## Your assignment
Nothing in the data may be omitted; output it all verbatim.

(Entries from a dataset of interfaces)
◆ ◆ ◆

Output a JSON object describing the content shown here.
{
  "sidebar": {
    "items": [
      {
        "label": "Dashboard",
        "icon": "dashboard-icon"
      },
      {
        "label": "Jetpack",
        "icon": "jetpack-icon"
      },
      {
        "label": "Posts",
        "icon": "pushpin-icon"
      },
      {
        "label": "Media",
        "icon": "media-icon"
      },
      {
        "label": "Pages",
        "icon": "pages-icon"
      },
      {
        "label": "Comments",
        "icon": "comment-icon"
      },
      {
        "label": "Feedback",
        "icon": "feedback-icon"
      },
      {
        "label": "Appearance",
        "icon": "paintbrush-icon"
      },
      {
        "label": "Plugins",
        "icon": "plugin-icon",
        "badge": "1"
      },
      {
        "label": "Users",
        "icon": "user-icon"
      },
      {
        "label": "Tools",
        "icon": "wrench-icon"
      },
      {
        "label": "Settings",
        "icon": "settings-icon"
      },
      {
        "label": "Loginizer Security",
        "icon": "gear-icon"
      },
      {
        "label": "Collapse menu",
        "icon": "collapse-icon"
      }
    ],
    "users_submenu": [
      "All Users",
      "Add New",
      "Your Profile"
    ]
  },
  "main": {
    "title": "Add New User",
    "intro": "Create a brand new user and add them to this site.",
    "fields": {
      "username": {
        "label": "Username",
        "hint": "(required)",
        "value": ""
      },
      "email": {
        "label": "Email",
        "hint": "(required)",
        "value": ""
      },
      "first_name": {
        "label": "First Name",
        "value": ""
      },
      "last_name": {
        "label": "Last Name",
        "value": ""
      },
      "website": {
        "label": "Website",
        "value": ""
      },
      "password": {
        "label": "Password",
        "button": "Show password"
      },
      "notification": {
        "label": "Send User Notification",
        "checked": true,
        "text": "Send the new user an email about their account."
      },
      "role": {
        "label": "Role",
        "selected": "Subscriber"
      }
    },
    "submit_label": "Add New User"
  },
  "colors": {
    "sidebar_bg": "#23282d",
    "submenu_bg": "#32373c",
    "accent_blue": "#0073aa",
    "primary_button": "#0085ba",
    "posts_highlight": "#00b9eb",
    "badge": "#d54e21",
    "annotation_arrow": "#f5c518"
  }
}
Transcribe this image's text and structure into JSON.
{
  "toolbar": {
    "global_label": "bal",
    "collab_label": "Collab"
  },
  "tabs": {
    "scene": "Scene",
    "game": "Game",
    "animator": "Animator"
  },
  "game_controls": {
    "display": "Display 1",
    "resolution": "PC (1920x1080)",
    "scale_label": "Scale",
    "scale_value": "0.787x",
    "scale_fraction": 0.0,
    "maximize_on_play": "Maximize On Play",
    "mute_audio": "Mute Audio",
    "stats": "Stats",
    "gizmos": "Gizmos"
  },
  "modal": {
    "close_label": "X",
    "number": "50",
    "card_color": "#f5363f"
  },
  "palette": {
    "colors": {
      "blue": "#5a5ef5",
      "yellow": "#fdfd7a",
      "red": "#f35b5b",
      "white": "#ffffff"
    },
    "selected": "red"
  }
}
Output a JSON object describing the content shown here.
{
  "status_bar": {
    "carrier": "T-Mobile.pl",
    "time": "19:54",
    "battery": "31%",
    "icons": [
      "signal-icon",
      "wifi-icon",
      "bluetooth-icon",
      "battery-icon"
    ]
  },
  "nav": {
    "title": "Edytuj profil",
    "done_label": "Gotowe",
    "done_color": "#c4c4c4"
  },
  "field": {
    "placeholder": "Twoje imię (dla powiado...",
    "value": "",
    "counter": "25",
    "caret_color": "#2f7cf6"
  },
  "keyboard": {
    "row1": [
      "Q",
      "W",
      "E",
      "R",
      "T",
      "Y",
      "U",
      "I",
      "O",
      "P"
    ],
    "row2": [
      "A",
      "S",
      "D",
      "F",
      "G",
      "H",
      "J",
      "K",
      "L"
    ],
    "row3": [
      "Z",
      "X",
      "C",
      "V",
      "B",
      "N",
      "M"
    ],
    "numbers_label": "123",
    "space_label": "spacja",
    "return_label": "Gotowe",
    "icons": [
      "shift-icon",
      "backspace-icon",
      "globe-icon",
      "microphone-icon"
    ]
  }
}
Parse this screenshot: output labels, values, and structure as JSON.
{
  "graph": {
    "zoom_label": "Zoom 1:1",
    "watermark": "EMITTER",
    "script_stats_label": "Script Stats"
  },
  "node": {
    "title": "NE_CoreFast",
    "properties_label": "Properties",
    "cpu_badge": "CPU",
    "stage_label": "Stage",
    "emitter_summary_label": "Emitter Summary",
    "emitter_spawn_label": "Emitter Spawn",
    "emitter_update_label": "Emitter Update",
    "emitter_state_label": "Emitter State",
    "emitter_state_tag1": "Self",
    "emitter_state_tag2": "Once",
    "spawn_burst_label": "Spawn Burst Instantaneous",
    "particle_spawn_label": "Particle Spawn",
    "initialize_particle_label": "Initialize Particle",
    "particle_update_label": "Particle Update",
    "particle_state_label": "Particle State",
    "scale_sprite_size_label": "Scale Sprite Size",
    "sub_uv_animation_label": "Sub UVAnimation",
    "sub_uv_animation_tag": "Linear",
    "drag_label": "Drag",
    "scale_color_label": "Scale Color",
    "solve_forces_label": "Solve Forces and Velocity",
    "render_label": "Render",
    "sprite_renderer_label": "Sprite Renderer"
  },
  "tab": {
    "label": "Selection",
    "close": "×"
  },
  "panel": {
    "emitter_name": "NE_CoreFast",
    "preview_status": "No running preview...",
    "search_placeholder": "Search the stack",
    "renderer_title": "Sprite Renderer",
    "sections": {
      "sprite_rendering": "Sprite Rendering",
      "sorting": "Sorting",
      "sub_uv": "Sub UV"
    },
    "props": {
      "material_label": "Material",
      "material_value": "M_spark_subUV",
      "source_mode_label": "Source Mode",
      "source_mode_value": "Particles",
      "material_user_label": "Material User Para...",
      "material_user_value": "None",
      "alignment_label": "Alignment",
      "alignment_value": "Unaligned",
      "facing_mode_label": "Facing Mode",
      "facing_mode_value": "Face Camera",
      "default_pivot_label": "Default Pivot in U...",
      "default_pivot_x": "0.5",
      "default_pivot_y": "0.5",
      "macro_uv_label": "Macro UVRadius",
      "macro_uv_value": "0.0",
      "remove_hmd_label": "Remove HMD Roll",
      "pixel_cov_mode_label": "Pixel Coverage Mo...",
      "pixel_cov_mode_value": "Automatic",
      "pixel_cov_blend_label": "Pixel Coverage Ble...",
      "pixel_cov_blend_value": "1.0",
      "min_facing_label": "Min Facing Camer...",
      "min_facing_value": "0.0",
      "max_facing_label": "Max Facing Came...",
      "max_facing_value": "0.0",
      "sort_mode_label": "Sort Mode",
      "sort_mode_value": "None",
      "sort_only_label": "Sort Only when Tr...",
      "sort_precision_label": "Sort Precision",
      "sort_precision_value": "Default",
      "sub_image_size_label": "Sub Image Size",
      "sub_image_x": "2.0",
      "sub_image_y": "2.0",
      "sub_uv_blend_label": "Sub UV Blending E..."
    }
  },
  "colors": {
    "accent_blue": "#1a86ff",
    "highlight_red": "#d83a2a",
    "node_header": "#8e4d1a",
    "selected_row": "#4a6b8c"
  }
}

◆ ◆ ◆

## Exercise result
Output a JSON object describing the content shown here.
{
  "sidebar": {
    "items": [
      {
        "label": "Dashboard",
        "icon": "dashboard-icon"
      },
      {
        "label": "Jetpack",
        "icon": "jetpack-icon"
      },
      {
        "label": "Posts",
        "icon": "pushpin-icon"
      },
      {
        "label": "Media",
        "icon": "media-icon"
      },
      {
        "label": "Pages",
        "icon": "pages-icon"
      },
      {
        "label": "Comments",
        "icon": "comment-icon"
      },
      {
        "label": "Feedback",
        "icon": "feedback-icon"
      },
      {
        "label": "Appearance",
        "icon": "paintbrush-icon"
      },
      {
        "label": "Plugins",
        "icon": "plugin-icon",
        "badge": "1"
      },
      {
        "label": "Users",
        "icon": "user-icon"
      },
      {
        "label": "Tools",
        "icon": "wrench-icon"
      },
      {
        "label": "Settings",
        "icon": "settings-icon"
      },
      {
        "label": "Loginizer Security",
        "icon": "gear-icon"
      },
      {
        "label": "Collapse menu",
        "icon": "collapse-icon"
      }
    ],
    "users_submenu": [
      "All Users",
      "Add New",
      "Your Profile"
    ]
  },
  "main": {
    "title": "Add New User",
    "intro": "Create a brand new user and add them to this site.",
    "fields": {
      "username": {
        "label": "Username",
        "hint": "(required)",
        "value": ""
      },
      "email": {
        "label": "Email",
        "hint": "(required)",
        "value": ""
      },
      "first_name": {
        "label": "First Name",
        "value": ""
      },
      "last_name": {
        "label": "Last Name",
        "value": ""
      },
      "website": {
        "label": "Website",
        "value": ""
      },
      "password": {
        "label": "Password",
        "button": "Show password"
      },
      "notification": {
        "label": "Send User Notification",
        "checked": true,
        "text": "Send the new user an email about their account."
      },
      "role": {
        "label": "Role",
        "selected": "Subscriber"
      }
    },
    "submit_label": "Add New User"
  },
  "colors": {
    "sidebar_bg": "#23282d",
    "submenu_bg": "#32373c",
    "accent_blue": "#0073aa",
    "primary_button": "#0085ba",
    "posts_highlight": "#00b9eb",
    "badge": "#d54e21",
    "annotation_arrow": "#f5c518"
  }
}
Transcribe this image's text and structure into JSON.
{
  "toolbar": {
    "global_label": "bal",
    "collab_label": "Collab"
  },
  "tabs": {
    "scene": "Scene",
    "game": "Game",
    "animator": "Animator"
  },
  "game_controls": {
    "display": "Display 1",
    "resolution": "PC (1920x1080)",
    "scale_label": "Scale",
    "scale_value": "0.787x",
    "scale_fraction": 0.0,
    "maximize_on_play": "Maximize On Play",
    "mute_audio": "Mute Audio",
    "stats": "Stats",
    "gizmos": "Gizmos"
  },
  "modal": {
    "close_label": "X",
    "number": "50",
    "card_color": "#f5363f"
  },
  "palette": {
    "colors": {
      "blue": "#5a5ef5",
      "yellow": "#fdfd7a",
      "red": "#f35b5b",
      "white": "#ffffff"
    },
    "selected": "red"
  }
}
Output a JSON object describing the content shown here.
{
  "status_bar": {
    "carrier": "T-Mobile.pl",
    "time": "19:54",
    "battery": "31%",
    "icons": [
      "signal-icon",
      "wifi-icon",
      "bluetooth-icon",
      "battery-icon"
    ]
  },
  "nav": {
    "title": "Edytuj profil",
    "done_label": "Gotowe",
    "done_color": "#c4c4c4"
  },
  "field": {
    "placeholder": "Twoje imię (dla powiado...",
    "value": "",
    "counter": "25",
    "caret_color": "#2f7cf6"
  },
  "keyboard": {
    "row1": [
      "Q",
      "W",
      "E",
      "R",
      "T",
      "Y",
      "U",
      "I",
      "O",
      "P"
    ],
    "row2": [
      "A",
      "S",
      "D",
      "F",
      "G",
      "H",
      "J",
      "K",
      "L"
    ],
    "row3": [
      "Z",
      "X",
      "C",
      "V",
      "B",
      "N",
      "M"
    ],
    "numbers_label": "123",
    "space_label": "spacja",
    "return_label": "Gotowe",
    "icons": [
      "shift-icon",
      "backspace-icon",
      "globe-icon",
      "microphone-icon"
    ]
  }
}
Parse this screenshot: output labels, values, and structure as JSON.
{
  "graph": {
    "zoom_label": "Zoom 1:1",
    "watermark": "EMITTER",
    "script_stats_label": "Script Stats"
  },
  "node": {
    "title": "NE_CoreFast",
    "properties_label": "Properties",
    "cpu_badge": "CPU",
    "stage_label": "Stage",
    "emitter_summary_label": "Emitter Summary",
    "emitter_spawn_label": "Emitter Spawn",
    "emitter_update_label": "Emitter Update",
    "emitter_state_label": "Emitter State",
    "emitter_state_tag1": "Self",
    "emitter_state_tag2": "Once",
    "spawn_burst_label": "Spawn Burst Instantaneous",
    "particle_spawn_label": "Particle Spawn",
    "initialize_particle_label": "Initialize Particle",
    "particle_update_label": "Particle Update",
    "particle_state_label": "Particle State",
    "scale_sprite_size_label": "Scale Sprite Size",
    "sub_uv_animation_label": "Sub UVAnimation",
    "sub_uv_animation_tag": "Linear",
    "drag_label": "Drag",
    "scale_color_label": "Scale Color",
    "solve_forces_label": "Solve Forces and Velocity",
    "render_label": "Render",
    "sprite_renderer_label": "Sprite Renderer"
  },
  "tab": {
    "label": "Selection",
    "close": "×"
  },
  "panel": {
    "emitter_name": "NE_CoreFast",
    "preview_status": "No running preview...",
    "search_placeholder": "Search the stack",
    "renderer_title": "Sprite Renderer",
    "sections": {
      "sprite_rendering": "Sprite Rendering",
      "sorting": "Sorting",
      "sub_uv": "Sub UV"
    },
    "props": {
      "material_label": "Material",
      "material_value": "M_spark_subUV",
      "source_mode_label": "Source Mode",
      "source_mode_value": "Particles",
      "material_user_label": "Material User Para...",
      "material_user_value": "None",
      "alignment_label": "Alignment",
      "alignment_value": "Unaligned",
      "facing_mode_label": "Facing Mode",
      "facing_mode_value": "Face Camera",
      "default_pivot_label": "Default Pivot in U...",
      "default_pivot_x": "0.5",
      "default_pivot_y": "0.5",
      "macro_uv_label": "Macro UVRadius",
      "macro_uv_value": "0.0",
      "remove_hmd_label": "Remove HMD Roll",
      "pixel_cov_mode_label": "Pixel Coverage Mo...",
      "pixel_cov_mode_value": "Automatic",
      "pixel_cov_blend_label": "Pixel Coverage Ble...",
      "pixel_cov_blend_value": "1.0",
      "min_facing_label": "Min Facing Camer...",
      "min_facing_value": "0.0",
      "max_facing_label": "Max Facing Came...",
      "max_facing_value": "0.0",
      "sort_mode_label": "Sort Mode",
      "sort_mode_value": "None",
      "sort_only_label": "Sort Only when Tr...",
      "sort_precision_label": "Sort Precision",
      "sort_precision_value": "Default",
      "sub_image_size_label": "Sub Image Size",
      "sub_image_x": "2.0",
      "sub_image_y": "2.0",
      "sub_uv_blend_label": "Sub UV Blending E..."
    }
  },
  "colors": {
    "accent_blue": "#1a86ff",
    "highlight_red": "#d83a2a",
    "node_header": "#8e4d1a",
    "selected_row": "#4a6b8c"
  }
}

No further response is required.